» ASSIGNED TASK:
Show each line of the records below where the word "Einstellungen" occurs.

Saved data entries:
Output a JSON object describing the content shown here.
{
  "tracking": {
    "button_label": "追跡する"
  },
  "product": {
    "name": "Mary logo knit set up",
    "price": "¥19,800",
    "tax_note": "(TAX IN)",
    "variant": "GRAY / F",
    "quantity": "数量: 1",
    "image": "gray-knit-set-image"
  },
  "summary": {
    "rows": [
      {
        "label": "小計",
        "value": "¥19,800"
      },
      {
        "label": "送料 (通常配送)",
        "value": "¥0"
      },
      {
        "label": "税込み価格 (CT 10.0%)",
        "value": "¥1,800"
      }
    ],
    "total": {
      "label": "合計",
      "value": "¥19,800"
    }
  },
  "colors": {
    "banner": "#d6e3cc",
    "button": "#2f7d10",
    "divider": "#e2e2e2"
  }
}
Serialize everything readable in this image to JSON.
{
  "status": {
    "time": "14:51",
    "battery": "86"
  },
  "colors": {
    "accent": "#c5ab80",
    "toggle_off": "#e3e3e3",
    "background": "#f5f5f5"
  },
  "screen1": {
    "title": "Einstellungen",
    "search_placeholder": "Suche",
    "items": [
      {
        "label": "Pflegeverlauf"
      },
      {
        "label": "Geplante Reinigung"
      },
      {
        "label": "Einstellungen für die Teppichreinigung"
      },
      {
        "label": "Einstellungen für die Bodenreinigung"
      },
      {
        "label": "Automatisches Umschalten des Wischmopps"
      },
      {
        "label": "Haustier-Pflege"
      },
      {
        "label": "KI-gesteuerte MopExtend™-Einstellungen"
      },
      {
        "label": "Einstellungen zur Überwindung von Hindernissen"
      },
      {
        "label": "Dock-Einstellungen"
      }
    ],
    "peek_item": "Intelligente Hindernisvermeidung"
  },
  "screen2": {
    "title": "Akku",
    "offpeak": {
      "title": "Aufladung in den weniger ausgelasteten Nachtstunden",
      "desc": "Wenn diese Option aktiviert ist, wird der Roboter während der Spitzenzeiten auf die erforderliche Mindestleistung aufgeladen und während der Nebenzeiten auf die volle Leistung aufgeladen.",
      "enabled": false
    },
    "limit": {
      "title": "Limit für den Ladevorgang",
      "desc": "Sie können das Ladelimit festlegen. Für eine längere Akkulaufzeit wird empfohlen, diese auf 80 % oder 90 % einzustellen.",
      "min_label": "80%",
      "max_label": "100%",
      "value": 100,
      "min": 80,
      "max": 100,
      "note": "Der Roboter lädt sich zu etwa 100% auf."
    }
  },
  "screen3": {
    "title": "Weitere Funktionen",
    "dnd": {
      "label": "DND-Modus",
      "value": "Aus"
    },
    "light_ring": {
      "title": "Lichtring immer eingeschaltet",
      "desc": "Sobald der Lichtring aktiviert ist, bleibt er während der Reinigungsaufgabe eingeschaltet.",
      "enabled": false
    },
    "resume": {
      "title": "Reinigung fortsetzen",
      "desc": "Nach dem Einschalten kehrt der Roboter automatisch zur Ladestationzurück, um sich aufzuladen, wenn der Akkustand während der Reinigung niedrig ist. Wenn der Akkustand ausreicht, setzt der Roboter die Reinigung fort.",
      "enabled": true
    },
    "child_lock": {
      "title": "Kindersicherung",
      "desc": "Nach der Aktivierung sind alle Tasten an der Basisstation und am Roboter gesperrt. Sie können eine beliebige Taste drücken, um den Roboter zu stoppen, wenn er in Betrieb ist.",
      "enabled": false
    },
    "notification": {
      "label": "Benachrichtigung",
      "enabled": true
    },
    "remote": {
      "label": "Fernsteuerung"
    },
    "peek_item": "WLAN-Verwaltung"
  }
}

» REPLY TO THE EXERCISE:
    "title": "Einstellungen",
        "label": "Einstellungen für die Teppichreinigung"
        "label": "Einstellungen für die Bodenreinigung"
        "label": "KI-gesteuerte MopExtend™-Einstellungen"
        "label": "Einstellungen zur Überwindung von Hindernissen"
        "label": "Dock-Einstellungen"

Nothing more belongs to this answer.